Ian Fleming’s fourth James Bond novel, Diamonds are Forever, centres on the British Secret Service agent’s infiltration and subsequent destruction of a diamond smuggling operation. And while it’s a solid entry in the series, boasting a memorable finale aboard the Queen Elizabeth, after the high-stakes of Moonraker – the near-destruction of London – here, Bond’s opposition is comparatively modest; the villains, The Spangled Mob, lack the flair of their contemporaries. By this stage, 1956, Fleming had clearly identified the Bond ‘formula,’ and while Diamonds are Forever ticks all the requisite boxes, it does so industriously rather than zealously. Bond is initially dubious about his opponent’s – but while he eventually reconsiders his assessment, readers won’t be entirely convinced.
The novel’s greatest asset is its ‘Bond Girl,’ Tiffany Case, but not without a major misgiving. Her hideous backstory feels contrived – she was gang-raped as a teenager, and developed an antipathy towards men – is seemingly included only so Fleming could demonstrate Bond’s macho charisma and garner the adoration of any woman he sets his eyes on. But beyond that, she’s the most charismatic woman in Bond’s life to date – tough, funny, sarcastic; beautiful, obviously. It’s no wonder that Bond falls for her, and starts questioning to whom he has the greater allegiance: Tiffany, or the Service? It’s an interesting inner conflict, but its barrel is barely scraped.
The thrills are few and far between, kept in reserve for the finale, on board the Queen Elizabeth, which unfortunately sees Tiffany again reduced to a victim, and Bond called in to pull off an impossible rescue; outmanned and outgunned, it requires a daring act, and Fleming pulls of his passage with aplomb. If only there was more of it! The novel takes Bond from London, New York (again – hello, Live and Let Die), Las Vegas and finally Sierra Leone, and while Fleming appears to delight in detailing these locales, the plot loses steam at various intervals.

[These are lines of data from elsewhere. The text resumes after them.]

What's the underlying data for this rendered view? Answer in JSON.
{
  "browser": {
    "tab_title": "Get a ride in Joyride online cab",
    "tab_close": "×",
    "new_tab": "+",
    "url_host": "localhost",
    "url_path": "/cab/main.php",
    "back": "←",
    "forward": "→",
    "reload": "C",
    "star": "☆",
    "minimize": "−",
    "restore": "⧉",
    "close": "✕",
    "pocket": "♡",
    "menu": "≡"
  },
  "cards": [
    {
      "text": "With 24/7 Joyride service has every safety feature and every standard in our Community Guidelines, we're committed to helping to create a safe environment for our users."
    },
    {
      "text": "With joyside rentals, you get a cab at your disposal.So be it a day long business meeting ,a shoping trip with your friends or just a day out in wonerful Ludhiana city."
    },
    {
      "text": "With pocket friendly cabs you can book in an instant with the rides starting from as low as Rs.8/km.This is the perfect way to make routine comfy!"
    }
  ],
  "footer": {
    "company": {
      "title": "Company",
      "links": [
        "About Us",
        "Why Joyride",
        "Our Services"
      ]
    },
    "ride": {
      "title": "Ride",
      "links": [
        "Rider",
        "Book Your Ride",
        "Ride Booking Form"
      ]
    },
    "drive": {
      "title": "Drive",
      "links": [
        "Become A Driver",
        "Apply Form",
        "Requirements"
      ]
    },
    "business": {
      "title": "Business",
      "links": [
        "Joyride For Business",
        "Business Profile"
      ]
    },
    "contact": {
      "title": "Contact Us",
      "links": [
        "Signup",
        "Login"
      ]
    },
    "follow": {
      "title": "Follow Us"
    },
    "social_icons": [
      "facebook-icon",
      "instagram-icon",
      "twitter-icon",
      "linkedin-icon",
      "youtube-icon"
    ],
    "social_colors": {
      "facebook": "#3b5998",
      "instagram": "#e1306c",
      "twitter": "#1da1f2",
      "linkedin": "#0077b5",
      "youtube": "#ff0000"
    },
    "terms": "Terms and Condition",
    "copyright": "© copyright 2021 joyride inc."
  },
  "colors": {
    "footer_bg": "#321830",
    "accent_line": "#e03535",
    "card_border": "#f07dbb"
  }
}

Diamonds are Forever is Fleming’s tamest and most padded book in the quartet so far; the series is showing signs of staleness already. Hindsight suggests Fleming recognized this, because his next novel, From Russia With Love, modified the formula. And in doing so, Fleming crafted one of my favourite thrillers of all time…